In North Carolina, a court can order a mental health evaluation to be performed on one or both parents by Motion of either party, or if the Court deems it appropriate, the court can order an evaluation to be done in the case on its own motion. Mental health evaluations are used by the court to assess psychological factors of one or both of the parties that may impact the best interests of the child. The mental health evaluation is typically performed by a psychologist or psychiatrist. The parties can either consent to a particular evaluator and suggest one to the court, or the court will appoint one from a list of approved professionals. Depending on the facts of the case at hand, there is an array of questions that the court will request be determined by an evaluator and the length of time of the evaluation varies as a result. After a thorough process of interviews, testing, meeting with collateral witnesses of the parties, and a review of the pertinent documents involved, the evaluator often prepares a written report to produce to the court, the parties, and their attorneys. The judge in the case may consider the findings of the evaluator in making a determination of custody and visitation but she is not required to follow the evaluator’s recommendations. The evaluator’s report is just one of many factors the court takes into consideration when determining child custody.

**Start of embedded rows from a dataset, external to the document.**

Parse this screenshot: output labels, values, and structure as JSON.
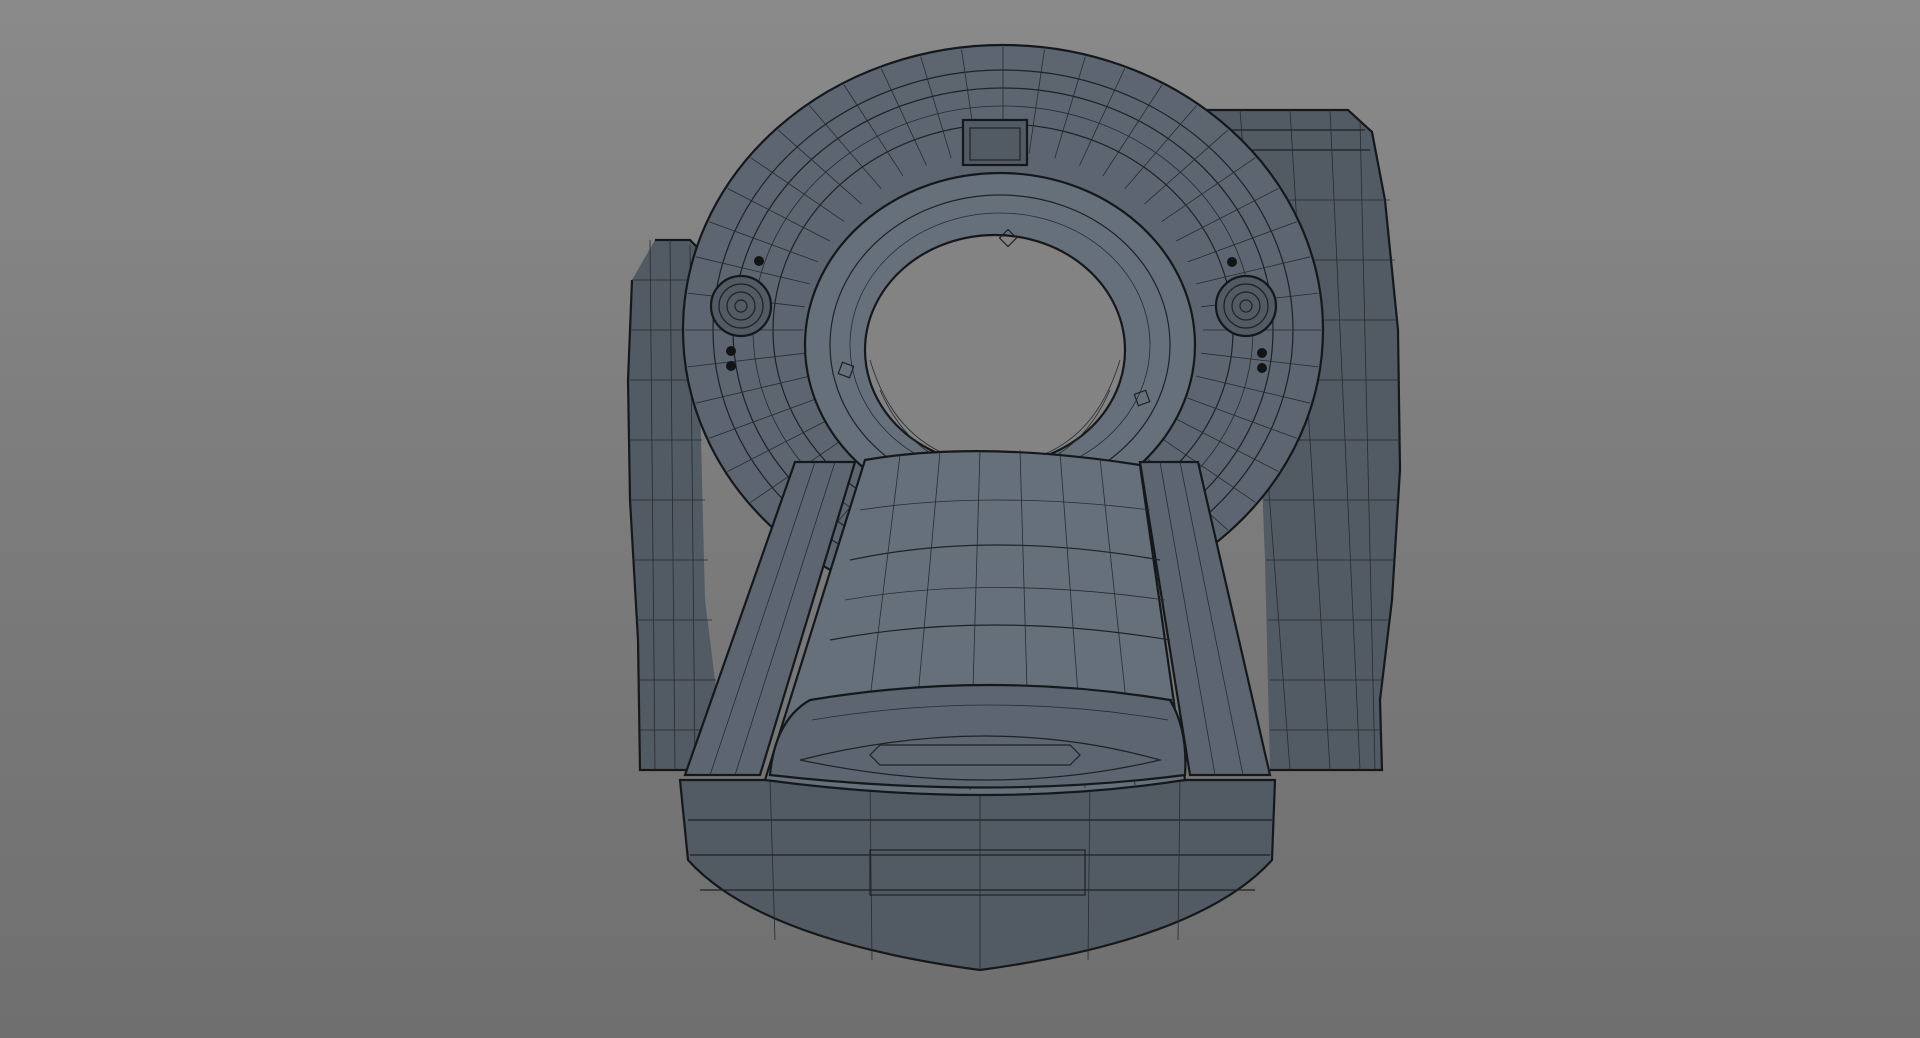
{
  "viewport": {
    "background_top": "#8a8a8a",
    "background_bottom": "#6f6f6f"
  },
  "model": {
    "subject": "ct-scanner-wireframe",
    "mesh_color": "#5c6570",
    "wire_color": "#1e2226"
  }
}
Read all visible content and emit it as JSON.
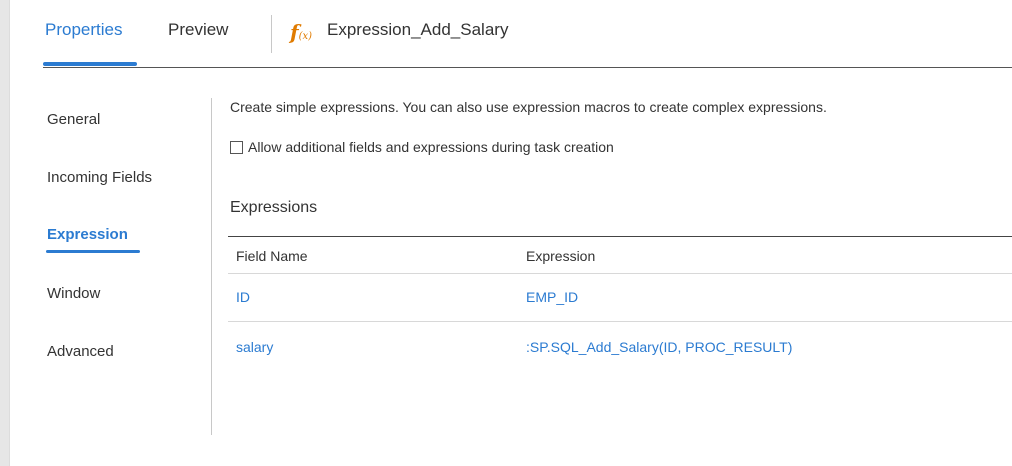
{
  "header": {
    "tabs": [
      {
        "label": "Properties",
        "active": true
      },
      {
        "label": "Preview",
        "active": false
      }
    ],
    "object_icon": "fx-icon",
    "object_icon_text": {
      "f": "f",
      "x": "(x)"
    },
    "object_name": "Expression_Add_Salary"
  },
  "sidebar": {
    "items": [
      {
        "label": "General",
        "active": false
      },
      {
        "label": "Incoming Fields",
        "active": false
      },
      {
        "label": "Expression",
        "active": true
      },
      {
        "label": "Window",
        "active": false
      },
      {
        "label": "Advanced",
        "active": false
      }
    ]
  },
  "content": {
    "description": "Create simple expressions. You can also use expression macros to create complex expressions.",
    "allow_additional": {
      "label": "Allow additional fields and expressions during task creation",
      "checked": false
    },
    "section_title": "Expressions",
    "table": {
      "columns": [
        "Field Name",
        "Expression"
      ],
      "rows": [
        {
          "field": "ID",
          "expression": "EMP_ID"
        },
        {
          "field": "salary",
          "expression": ":SP.SQL_Add_Salary(ID, PROC_RESULT)"
        }
      ]
    }
  },
  "colors": {
    "accent": "#2b7bd1",
    "fx_icon": "#e07b00",
    "text": "#333333"
  }
}
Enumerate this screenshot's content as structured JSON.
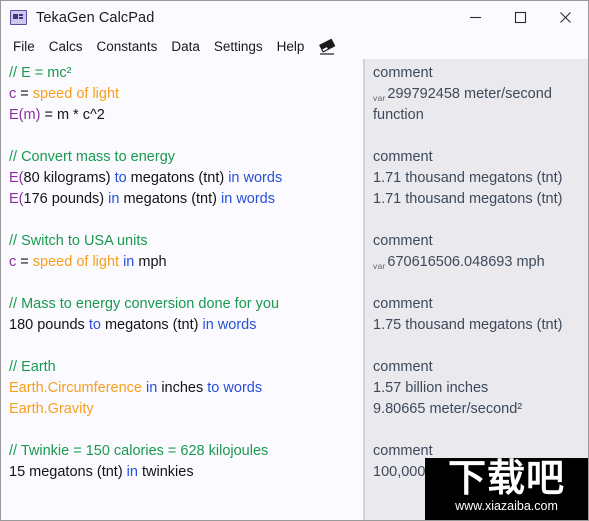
{
  "window": {
    "title": "TekaGen CalcPad",
    "icon": "app-window-icon",
    "controls": [
      {
        "name": "minimize",
        "glyph": "minimize-icon"
      },
      {
        "name": "maximize",
        "glyph": "maximize-icon"
      },
      {
        "name": "close",
        "glyph": "close-icon"
      }
    ]
  },
  "menubar": {
    "items": [
      {
        "label": "File"
      },
      {
        "label": "Calcs"
      },
      {
        "label": "Constants"
      },
      {
        "label": "Data"
      },
      {
        "label": "Settings"
      },
      {
        "label": "Help"
      }
    ],
    "eraser_icon": "eraser-icon"
  },
  "colors": {
    "comment": "#1a9a4f",
    "variable": "#8b2fa0",
    "constant": "#f5a01e",
    "keyword": "#2850d8",
    "plain": "#141414",
    "editor_bg": "#fbfaff",
    "output_bg": "#e9e9ee",
    "output_text": "#3e4a5a",
    "titlebar_bg": "#fbfaff"
  },
  "editor": {
    "lines": [
      {
        "tokens": [
          {
            "t": "// E = mc²",
            "c": "comment"
          }
        ]
      },
      {
        "tokens": [
          {
            "t": "c",
            "c": "var"
          },
          {
            "t": " = ",
            "c": "plain"
          },
          {
            "t": "speed of light",
            "c": "const"
          }
        ]
      },
      {
        "tokens": [
          {
            "t": "E(m)",
            "c": "var"
          },
          {
            "t": " = m * c^2",
            "c": "plain"
          }
        ]
      },
      {
        "tokens": []
      },
      {
        "tokens": [
          {
            "t": "// Convert mass to energy",
            "c": "comment"
          }
        ]
      },
      {
        "tokens": [
          {
            "t": "E(",
            "c": "var"
          },
          {
            "t": "80 kilograms) ",
            "c": "plain"
          },
          {
            "t": "to",
            "c": "kw"
          },
          {
            "t": " megatons (tnt) ",
            "c": "plain"
          },
          {
            "t": "in words",
            "c": "kw"
          }
        ]
      },
      {
        "tokens": [
          {
            "t": "E(",
            "c": "var"
          },
          {
            "t": "176 pounds) ",
            "c": "plain"
          },
          {
            "t": "in",
            "c": "kw"
          },
          {
            "t": " megatons (tnt) ",
            "c": "plain"
          },
          {
            "t": "in words",
            "c": "kw"
          }
        ]
      },
      {
        "tokens": []
      },
      {
        "tokens": [
          {
            "t": "// Switch to USA units",
            "c": "comment"
          }
        ]
      },
      {
        "tokens": [
          {
            "t": "c",
            "c": "var"
          },
          {
            "t": " = ",
            "c": "plain"
          },
          {
            "t": "speed of light",
            "c": "const"
          },
          {
            "t": " ",
            "c": "plain"
          },
          {
            "t": "in",
            "c": "kw"
          },
          {
            "t": " mph",
            "c": "plain"
          }
        ]
      },
      {
        "tokens": []
      },
      {
        "tokens": [
          {
            "t": "// Mass to energy conversion done for you",
            "c": "comment"
          }
        ]
      },
      {
        "tokens": [
          {
            "t": "180 pounds ",
            "c": "plain"
          },
          {
            "t": "to",
            "c": "kw"
          },
          {
            "t": " megatons (tnt) ",
            "c": "plain"
          },
          {
            "t": "in words",
            "c": "kw"
          }
        ]
      },
      {
        "tokens": []
      },
      {
        "tokens": [
          {
            "t": "// Earth",
            "c": "comment"
          }
        ]
      },
      {
        "tokens": [
          {
            "t": "Earth.Circumference",
            "c": "const"
          },
          {
            "t": " ",
            "c": "plain"
          },
          {
            "t": "in",
            "c": "kw"
          },
          {
            "t": " inches ",
            "c": "plain"
          },
          {
            "t": "to words",
            "c": "kw"
          }
        ]
      },
      {
        "tokens": [
          {
            "t": "Earth.Gravity",
            "c": "const"
          }
        ]
      },
      {
        "tokens": []
      },
      {
        "tokens": [
          {
            "t": "// Twinkie = 150 calories = 628 kilojoules",
            "c": "comment"
          }
        ]
      },
      {
        "tokens": [
          {
            "t": "15 megatons (tnt) ",
            "c": "plain"
          },
          {
            "t": "in",
            "c": "kw"
          },
          {
            "t": " twinkies",
            "c": "plain"
          }
        ]
      }
    ]
  },
  "output": {
    "lines": [
      {
        "tag": "",
        "text": "comment"
      },
      {
        "tag": "var",
        "text": "299792458 meter/second"
      },
      {
        "tag": "",
        "text": "function"
      },
      {
        "tag": "",
        "text": ""
      },
      {
        "tag": "",
        "text": "comment"
      },
      {
        "tag": "",
        "text": "1.71 thousand megatons (tnt)"
      },
      {
        "tag": "",
        "text": "1.71 thousand megatons (tnt)"
      },
      {
        "tag": "",
        "text": ""
      },
      {
        "tag": "",
        "text": "comment"
      },
      {
        "tag": "var",
        "text": "670616506.048693 mph"
      },
      {
        "tag": "",
        "text": ""
      },
      {
        "tag": "",
        "text": "comment"
      },
      {
        "tag": "",
        "text": "1.75 thousand megatons (tnt)"
      },
      {
        "tag": "",
        "text": ""
      },
      {
        "tag": "",
        "text": "comment"
      },
      {
        "tag": "",
        "text": "1.57 billion inches"
      },
      {
        "tag": "",
        "text": "9.80665 meter/second²"
      },
      {
        "tag": "",
        "text": ""
      },
      {
        "tag": "",
        "text": "comment"
      },
      {
        "tag": "",
        "text": "100,000,000,0"
      }
    ]
  },
  "watermark": {
    "glyphs": "下载吧",
    "url": "www.xiazaiba.com"
  }
}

Requests for mental health evaluations should not be made lightly. If the circumstances do not exist to support a request, the court may believe a party is simply engaging in scorched earth strategy to intimidate the other party or inappropriately influence the court. On the other hand, if a party truly believes there is a mental health issue with the other party, including addiction issues, then the party should not hesitate to seek an evaluation. Failure to act upon legitimate concerns of mental health issues calls into question the ability of both parents to take steps to ensure the safety and well-being of the child. Finally, if a party asks the court to order the other party to undergo an evaluation, he should be prepared to undergo an evaluation himself and to potentially advance the costs of the evaluation. Before making these decisions, the party should rely heavily on the advice and experience of his or her attorney.
If you or someone you know has questions about mental health evaluations, contact Hatcher Law Group for a consultation with an experienced family law attorney to understanding your rights and options moving forward.